An improved estimate of the isotopic air-sea disequilibrium of CO2: Implications for the oceanic uptake of anthropogenic CO2



We reevaluate the isotopic air-sea disequilibrium of CO2 on the basis of a new high-quality global data set of surface observations of the reduced isotopic ratio (δ13C) of dissolved inorganic carbon (DIC). We find a global mean isotopic air-sea disequilibrium of 0.62±0.10 permil for 1990. Inserting our estimate into an anthropogenic 13C budget for the period from 1985 to 1995 yields an oceanic uptake of 1.5±0.9 Pg C yr−1, within the range of most other estimates.

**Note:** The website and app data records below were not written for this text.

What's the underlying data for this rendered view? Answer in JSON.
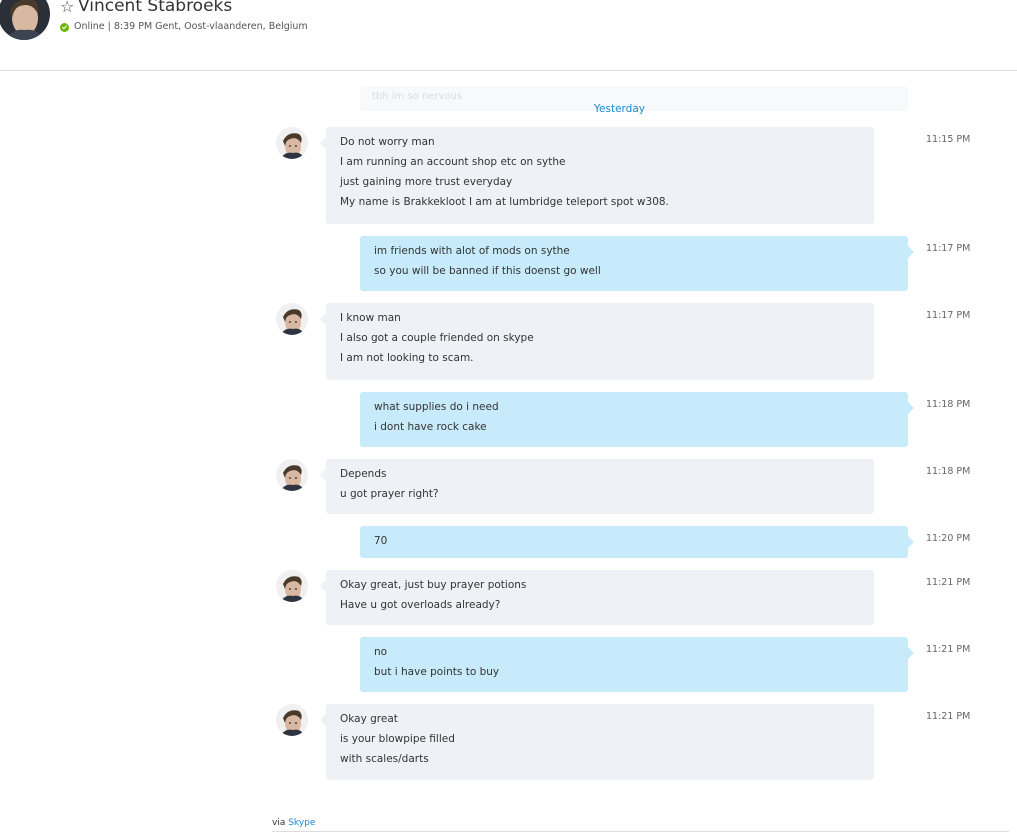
{
  "header": {
    "name": "Vincent Stabroeks",
    "status": "Online | 8:39 PM Gent, Oost-vlaanderen, Belgium",
    "favorite_icon": "star-outline-icon",
    "status_color": "#6bb700"
  },
  "ghost_text": "tbh im so nervous",
  "date_separator": "Yesterday",
  "messages": [
    {
      "direction": "in",
      "time": "11:15 PM",
      "lines": [
        "Do not worry man",
        "I am running an account shop etc on sythe",
        "just gaining more trust everyday",
        "My name is Brakkekloot I am at lumbridge teleport spot w308."
      ]
    },
    {
      "direction": "out",
      "time": "11:17 PM",
      "lines": [
        "im friends with alot of mods on sythe",
        "so you will be banned if this doenst go well"
      ]
    },
    {
      "direction": "in",
      "time": "11:17 PM",
      "lines": [
        "I know man",
        "I also got a couple friended on skype",
        "I am not looking to scam."
      ]
    },
    {
      "direction": "out",
      "time": "11:18 PM",
      "lines": [
        "what supplies do i need",
        "i dont have rock cake"
      ]
    },
    {
      "direction": "in",
      "time": "11:18 PM",
      "lines": [
        "Depends",
        "u got prayer right?"
      ]
    },
    {
      "direction": "out",
      "time": "11:20 PM",
      "lines": [
        "70"
      ]
    },
    {
      "direction": "in",
      "time": "11:21 PM",
      "lines": [
        "Okay great, just buy prayer potions",
        "Have u got overloads already?"
      ]
    },
    {
      "direction": "out",
      "time": "11:21 PM",
      "lines": [
        "no",
        "but i have points to buy"
      ]
    },
    {
      "direction": "in",
      "time": "11:21 PM",
      "lines": [
        "Okay great",
        "is your blowpipe filled",
        "with scales/darts"
      ]
    }
  ],
  "footer": {
    "via": "via",
    "link": "Skype"
  },
  "colors": {
    "accent": "#1a8ad4",
    "incoming_bubble": "#eef1f5",
    "outgoing_bubble": "#c7ebfa"
  }
}
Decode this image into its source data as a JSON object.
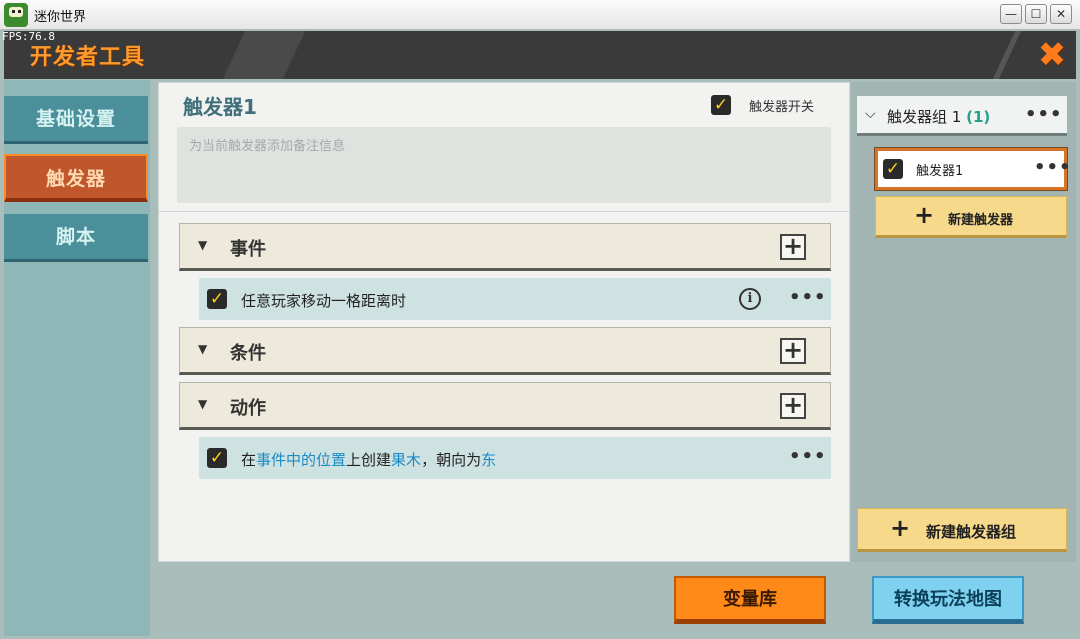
{
  "window": {
    "title": "迷你世界",
    "fps": "FPS:76.8",
    "minimize_glyph": "—",
    "maximize_glyph": "☐",
    "close_glyph": "✕"
  },
  "header": {
    "title": "开发者工具",
    "close_glyph": "✖"
  },
  "left_tabs": [
    {
      "label": "基础设置",
      "active": false
    },
    {
      "label": "触发器",
      "active": true
    },
    {
      "label": "脚本",
      "active": false
    }
  ],
  "main": {
    "trigger_name": "触发器1",
    "switch_label": "触发器开关",
    "switch_checked": true,
    "note_placeholder": "为当前触发器添加备注信息",
    "sections": [
      {
        "title": "事件"
      },
      {
        "title": "条件"
      },
      {
        "title": "动作"
      }
    ],
    "event_item": {
      "text": "任意玩家移动一格距离时",
      "checked": true
    },
    "action_item": {
      "checked": true,
      "parts": [
        "在",
        "事件中的位置",
        "上创建",
        "果木",
        "，朝向为",
        "东"
      ]
    },
    "plus_glyph": "+",
    "dots_glyph": "•••",
    "info_glyph": "i"
  },
  "right": {
    "group_label": "触发器组 1",
    "group_count": "(1)",
    "trigger_item": "触发器1",
    "add_trigger": "新建触发器",
    "add_group": "新建触发器组"
  },
  "buttons": {
    "variable_library": "变量库",
    "switch_map": "转换玩法地图"
  },
  "colors": {
    "accent_orange": "#ff8a1a",
    "teal_tab": "#4a8f9a",
    "active_tab": "#c0562b",
    "highlight_text": "#1a8bc4",
    "checkbox_tick": "#ffd21a",
    "button_blue": "#7fd2ef"
  },
  "icons": {
    "checkbox": "check-icon",
    "close": "close-x-icon",
    "expand": "triangle-down-icon",
    "info": "info-circle-icon"
  }
}
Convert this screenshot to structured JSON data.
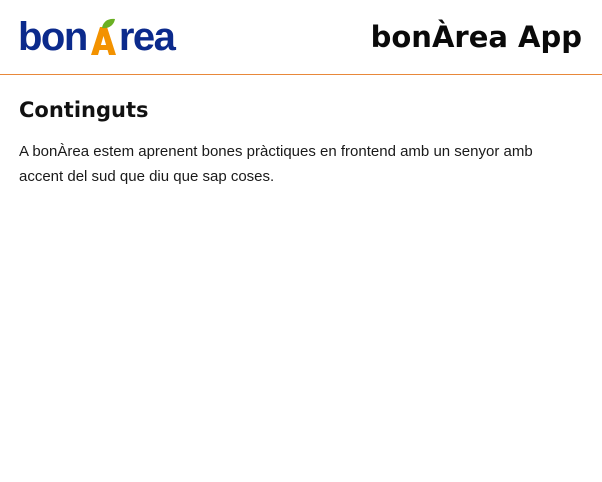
{
  "header": {
    "logo": {
      "text_before": "bon",
      "text_after": "rea",
      "brand_blue": "#0b2a8c",
      "brand_orange": "#f39200",
      "brand_green": "#6ab023"
    },
    "app_title": "bonÀrea App",
    "divider_color": "#e8883a"
  },
  "main": {
    "title": "Continguts",
    "paragraph": "A bonÀrea estem aprenent bones pràctiques en frontend amb un senyor amb accent del sud que diu que sap coses."
  }
}
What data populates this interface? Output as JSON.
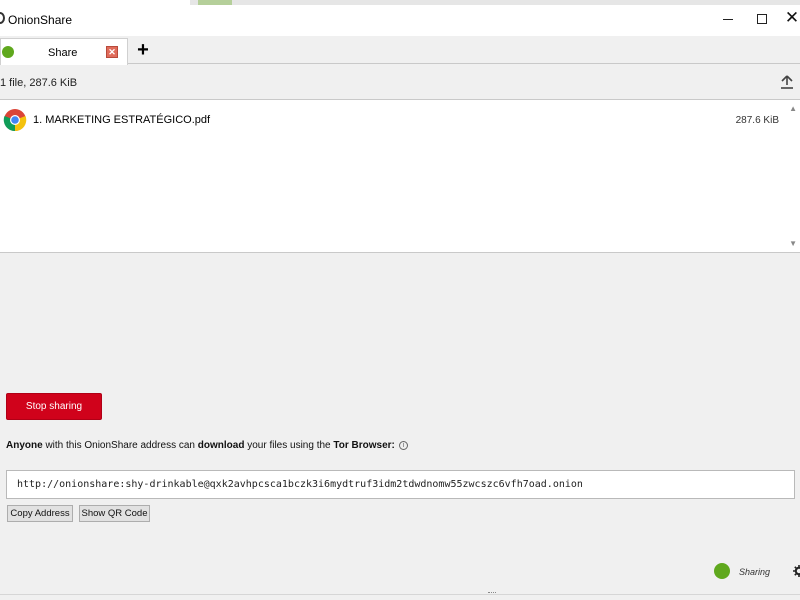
{
  "window": {
    "title": "OnionShare"
  },
  "tabs": [
    {
      "label": "Share",
      "close_symbol": "✕"
    }
  ],
  "tab_add_symbol": "+",
  "file_summary": "1 file, 287.6 KiB",
  "files": [
    {
      "name": "1. MARKETING ESTRATÉGICO.pdf",
      "size": "287.6 KiB",
      "icon": "chrome-icon"
    }
  ],
  "stop_button_label": "Stop sharing",
  "info": {
    "part1": "Anyone",
    "part2": " with this OnionShare address can ",
    "part3": "download",
    "part4": " your files using the ",
    "part5": "Tor Browser:"
  },
  "address": "http://onionshare:shy-drinkable@qxk2avhpcsca1bczk3i6mydtruf3idm2tdwdnomw55zwcszc6vfh7oad.onion",
  "buttons": {
    "copy_address": "Copy Address",
    "show_qr": "Show QR Code"
  },
  "status": {
    "text": "Sharing",
    "color": "#5fa81d"
  },
  "colors": {
    "stop_red": "#d0021b",
    "status_green": "#5fa81d"
  }
}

The large uncertainty of this estimate could be reduced with (i) better characterization of the surface ocean variability in δ13C, (ii) improved knowledge of the air-sea gas exchange coefficient, and (iii) a significant reduction in the uncertainty associated with the air-land biosphere disequilibrium.